What the exercise asks: Among the entries below, how many lines include the word "this"? Reply with only the number.

Data shown:
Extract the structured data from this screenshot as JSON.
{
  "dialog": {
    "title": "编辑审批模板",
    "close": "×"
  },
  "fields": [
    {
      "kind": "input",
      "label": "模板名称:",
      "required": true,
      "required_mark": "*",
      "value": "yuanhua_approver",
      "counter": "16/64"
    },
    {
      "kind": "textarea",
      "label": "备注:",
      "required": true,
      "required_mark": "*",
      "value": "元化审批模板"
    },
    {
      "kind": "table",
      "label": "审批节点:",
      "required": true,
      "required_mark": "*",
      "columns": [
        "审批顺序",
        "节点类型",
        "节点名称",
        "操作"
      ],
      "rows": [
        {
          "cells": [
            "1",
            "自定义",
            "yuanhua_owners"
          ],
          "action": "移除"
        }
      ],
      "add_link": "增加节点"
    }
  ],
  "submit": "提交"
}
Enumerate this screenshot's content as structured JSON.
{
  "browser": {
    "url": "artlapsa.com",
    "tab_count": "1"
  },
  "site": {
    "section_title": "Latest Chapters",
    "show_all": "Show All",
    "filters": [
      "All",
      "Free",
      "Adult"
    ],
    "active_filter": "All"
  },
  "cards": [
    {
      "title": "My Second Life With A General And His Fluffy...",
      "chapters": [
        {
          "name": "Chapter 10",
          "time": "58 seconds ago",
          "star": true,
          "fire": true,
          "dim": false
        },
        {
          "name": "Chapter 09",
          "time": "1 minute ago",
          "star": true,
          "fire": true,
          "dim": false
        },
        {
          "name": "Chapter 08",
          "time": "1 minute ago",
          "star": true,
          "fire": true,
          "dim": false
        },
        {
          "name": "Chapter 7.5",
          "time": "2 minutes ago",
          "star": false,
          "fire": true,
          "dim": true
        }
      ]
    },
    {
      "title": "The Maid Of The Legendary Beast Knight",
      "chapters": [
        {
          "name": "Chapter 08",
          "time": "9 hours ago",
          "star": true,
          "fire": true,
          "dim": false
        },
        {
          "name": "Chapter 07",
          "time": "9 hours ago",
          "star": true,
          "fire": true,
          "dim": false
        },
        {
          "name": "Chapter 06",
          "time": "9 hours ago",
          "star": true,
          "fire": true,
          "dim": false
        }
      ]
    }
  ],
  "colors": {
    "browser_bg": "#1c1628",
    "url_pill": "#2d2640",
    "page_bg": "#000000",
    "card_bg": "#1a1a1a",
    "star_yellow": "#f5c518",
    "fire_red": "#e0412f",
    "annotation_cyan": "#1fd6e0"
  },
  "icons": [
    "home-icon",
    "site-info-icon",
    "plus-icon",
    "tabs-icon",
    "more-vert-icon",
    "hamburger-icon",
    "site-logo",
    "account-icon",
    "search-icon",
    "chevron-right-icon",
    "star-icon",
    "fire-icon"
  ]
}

Task solution: 2